By |September 24th, 2015|0 Comments

The Facts of Enabling Versus Controlling

Research reported by Forrester Research finds that Project Portfolio Management Software increases innovation cycle time by 10%. This is for the industry standard project management software that is designed to improve innovation ROI and to manage projects. Innovation Operating System Software that sets ENABLING teams as the priority over Controlling such as Innovation Engineering Labs.com increases innovation cycle times by up to 600%.  And, the lowest increase in speed we've seen is 40% - and that from a company that only uses it on the front end - not during development and delivery where 90% of the cost and time is. Control software and work systems are designed to prevent failure - however what they really do is demoralize and destroy value.   Enabling software is different it details: 1. It defines What to do plus WHY each milestone is important and HOW to do them. 2. It makes it possible to collaborate with one click. 3. It makes it possible to do research on ideas with one click. 4. It automatically does patent searches instantly. 5. It makes sales forecasting 100% painless 6. It provides a different operating system for different types of projects - incremental core versus disruptive leap innovations - internal system projects versus sales building [...]

By |September 2nd, 2015|1 Comment

How Wall Street Chaos Killed Innovation Courage Last Week

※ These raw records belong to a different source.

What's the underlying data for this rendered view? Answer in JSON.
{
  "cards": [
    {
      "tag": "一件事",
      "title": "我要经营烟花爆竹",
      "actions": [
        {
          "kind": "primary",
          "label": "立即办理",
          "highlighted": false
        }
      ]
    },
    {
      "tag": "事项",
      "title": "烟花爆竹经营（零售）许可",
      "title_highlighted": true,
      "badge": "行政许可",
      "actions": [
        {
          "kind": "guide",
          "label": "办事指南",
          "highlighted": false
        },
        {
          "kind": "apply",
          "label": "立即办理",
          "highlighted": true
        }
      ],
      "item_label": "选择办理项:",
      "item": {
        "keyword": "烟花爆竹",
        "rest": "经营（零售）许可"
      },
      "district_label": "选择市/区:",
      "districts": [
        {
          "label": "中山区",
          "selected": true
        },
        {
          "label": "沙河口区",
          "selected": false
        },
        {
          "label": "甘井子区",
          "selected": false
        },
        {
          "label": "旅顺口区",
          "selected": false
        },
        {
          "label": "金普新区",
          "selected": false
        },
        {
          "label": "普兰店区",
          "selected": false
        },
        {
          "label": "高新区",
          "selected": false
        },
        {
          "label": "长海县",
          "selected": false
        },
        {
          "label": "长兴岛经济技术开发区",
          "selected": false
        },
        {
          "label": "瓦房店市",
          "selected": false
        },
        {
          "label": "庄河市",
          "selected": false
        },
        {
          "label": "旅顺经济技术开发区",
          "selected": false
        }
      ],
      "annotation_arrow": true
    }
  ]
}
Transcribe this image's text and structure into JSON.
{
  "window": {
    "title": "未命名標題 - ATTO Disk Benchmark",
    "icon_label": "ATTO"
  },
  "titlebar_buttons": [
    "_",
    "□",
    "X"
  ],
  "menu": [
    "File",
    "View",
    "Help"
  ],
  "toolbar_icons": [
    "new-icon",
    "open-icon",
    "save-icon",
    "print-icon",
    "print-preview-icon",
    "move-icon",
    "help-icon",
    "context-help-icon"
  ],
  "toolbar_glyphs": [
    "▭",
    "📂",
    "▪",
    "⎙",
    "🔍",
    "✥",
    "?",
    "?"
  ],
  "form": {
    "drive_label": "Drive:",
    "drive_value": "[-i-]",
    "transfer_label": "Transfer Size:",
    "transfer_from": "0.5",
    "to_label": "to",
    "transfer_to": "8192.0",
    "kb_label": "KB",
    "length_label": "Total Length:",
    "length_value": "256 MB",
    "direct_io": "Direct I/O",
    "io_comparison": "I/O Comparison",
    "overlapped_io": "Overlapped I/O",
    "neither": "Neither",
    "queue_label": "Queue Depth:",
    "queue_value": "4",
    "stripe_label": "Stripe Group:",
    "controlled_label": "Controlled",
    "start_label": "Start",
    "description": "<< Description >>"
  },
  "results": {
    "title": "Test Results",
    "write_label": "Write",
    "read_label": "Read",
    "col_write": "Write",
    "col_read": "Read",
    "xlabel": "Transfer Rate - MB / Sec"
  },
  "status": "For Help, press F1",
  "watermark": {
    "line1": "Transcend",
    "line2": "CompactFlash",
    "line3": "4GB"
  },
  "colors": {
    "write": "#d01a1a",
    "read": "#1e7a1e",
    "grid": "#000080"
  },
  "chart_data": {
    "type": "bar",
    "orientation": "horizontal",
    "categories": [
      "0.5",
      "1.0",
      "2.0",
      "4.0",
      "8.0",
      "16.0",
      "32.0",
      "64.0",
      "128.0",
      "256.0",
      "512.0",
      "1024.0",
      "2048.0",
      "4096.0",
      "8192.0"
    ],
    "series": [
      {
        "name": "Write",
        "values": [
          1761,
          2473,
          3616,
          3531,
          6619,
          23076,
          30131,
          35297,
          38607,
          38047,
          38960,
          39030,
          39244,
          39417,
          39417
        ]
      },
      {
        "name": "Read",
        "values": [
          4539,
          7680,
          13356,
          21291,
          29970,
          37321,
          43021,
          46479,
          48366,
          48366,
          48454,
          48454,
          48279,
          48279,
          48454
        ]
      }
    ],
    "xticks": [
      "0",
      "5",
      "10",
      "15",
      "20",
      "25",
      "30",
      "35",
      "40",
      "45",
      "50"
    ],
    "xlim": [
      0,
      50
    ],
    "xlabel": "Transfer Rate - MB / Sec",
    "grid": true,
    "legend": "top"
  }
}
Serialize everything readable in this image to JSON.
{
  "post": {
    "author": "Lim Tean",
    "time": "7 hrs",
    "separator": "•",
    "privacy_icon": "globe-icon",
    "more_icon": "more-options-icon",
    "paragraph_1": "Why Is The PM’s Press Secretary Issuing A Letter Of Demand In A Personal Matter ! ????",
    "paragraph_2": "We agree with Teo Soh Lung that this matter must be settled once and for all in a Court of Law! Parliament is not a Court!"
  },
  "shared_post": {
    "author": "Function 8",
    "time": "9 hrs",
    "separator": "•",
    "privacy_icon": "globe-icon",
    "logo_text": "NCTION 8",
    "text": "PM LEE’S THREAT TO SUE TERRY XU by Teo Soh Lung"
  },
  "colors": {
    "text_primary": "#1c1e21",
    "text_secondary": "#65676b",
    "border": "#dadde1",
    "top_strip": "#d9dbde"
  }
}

Good Morning Pioneers, For 30 years we've measured the mindset of business leaders as they prepared to innovate in Eureka! Inventing or Innovation Engineering CREATE sessions. Each time the stock market took a big dive - 1990, 2000, 2008 the data showed significant declines in "courage to take action" on innovations.  I fully expect that based on last week's stock market gyrations we will see a similar reduction in courage as we track data this fall. My theory on the reason for the decline in courage is that it ignites a fear reaction.   Most  business leaders have their retirement invested in the stock market. When the market goes into chaos it causes them to become unreasonably conservative.    This theory is supported by psychology studies that teach  us that "prevention of a negative" is often more motivating than the "promise of a positive."  What the leaders don't understand is that by not innovating they are actually increasing their odds of failure. Stock Crashes are the best time to innovate.   When the stock market is in chaos is actually the best time to innovate.  In my career the best years for growth have been.... 1990, 2000 and 2008.  Each time I doubled down with our investment [...]

By |August 31st, 2015|1 Comment

The Edge of Uncertainty

Good Morning Innovation Pioneers, This summer I've been deep into writing my 6th book.  This one is focused on Innovation Engineering.   Taking inspiration from Hemingway I write each morning.   In the afternoon and evening I do something not connected with the book to give my mind time to process my thinking. This has included working on some client projects, some sailing and cooking.  My latest adventure in cooking is wood fired cooking as is done in Argentina.   This new passion was fueled by Argentinian Chef Francis Mallmann.   His book Seven Fires: Grilling the Argentine Way opened up a whole new way of cooking for me. I've become so fanatic -- I invented and had welded at a local job shop a new type of wood grill.  And yes - before you ask I'm preparing a patent application on it :) And here's a photo of some local Canadian Lobsters being cooked on my grill last month.  This type of cooking is not for the faint of heart.  It involves high heat and lots of courage.  Last night we had friends over and I tossed the tomatoes and cheese in a cast iron grill pan over the fire - they quickly [...]

By |August 13th, 2015|1 Comment